“Making films is no longer a way of acting, it is a way of life”
Jeanne Moreau (23 January 1928 – 31 July 2017) was a French actress, singer, screenwriter and director.
She won the Cannes Film Festival Award for Best Actress for “Seven Days… Seven Nights” (1960), the BAFTA Award for Best Foreign Actress for “Viva Maria!” (1965), and the César Award for Best Actress for “The Old Lady Who Walked in the Sea” (1992). She was also the recipient of several lifetime awards, including a BAFTA Fellowship in 1996.
Moreau made her theatrical debut in 1947, and established herself as one of the leading actresses of the Comédie-Française.
She began playing small roles in films in 1949, with impressive performances in the Fernandel vehicle Meurtres? (Three Sinners, 1950) and alongside Jean Gabin as a showgirl/gangster’s moll in the film “Touchez pas au grisbi” (1954). She achieved prominence as the star of “Elevator to the Gallows” (1958), directed by Louis Malle, and “Jules et Jim” (1962), directed by François Truffaut.

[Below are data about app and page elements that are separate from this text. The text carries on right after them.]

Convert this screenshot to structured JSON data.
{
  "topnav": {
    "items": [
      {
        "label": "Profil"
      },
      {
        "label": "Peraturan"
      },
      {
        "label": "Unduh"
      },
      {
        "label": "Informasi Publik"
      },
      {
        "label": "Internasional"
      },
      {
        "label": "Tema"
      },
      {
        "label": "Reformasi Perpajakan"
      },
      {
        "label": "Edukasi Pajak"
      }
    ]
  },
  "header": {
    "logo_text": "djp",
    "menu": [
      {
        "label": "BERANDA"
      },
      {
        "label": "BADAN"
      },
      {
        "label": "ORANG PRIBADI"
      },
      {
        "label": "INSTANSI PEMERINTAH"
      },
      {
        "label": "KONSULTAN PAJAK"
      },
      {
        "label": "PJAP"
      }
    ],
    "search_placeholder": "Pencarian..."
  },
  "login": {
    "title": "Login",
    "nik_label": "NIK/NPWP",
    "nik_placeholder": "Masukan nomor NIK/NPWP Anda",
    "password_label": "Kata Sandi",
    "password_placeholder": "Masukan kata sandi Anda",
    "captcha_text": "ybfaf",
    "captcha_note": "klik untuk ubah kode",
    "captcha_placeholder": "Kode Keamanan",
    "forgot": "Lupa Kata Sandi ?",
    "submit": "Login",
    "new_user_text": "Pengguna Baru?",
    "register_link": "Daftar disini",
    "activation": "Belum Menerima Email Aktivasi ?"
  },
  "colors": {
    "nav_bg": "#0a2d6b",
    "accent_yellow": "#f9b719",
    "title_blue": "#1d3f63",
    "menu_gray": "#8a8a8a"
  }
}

Most prolific during the 1960s, Moreau continued to appear in films into her eighties.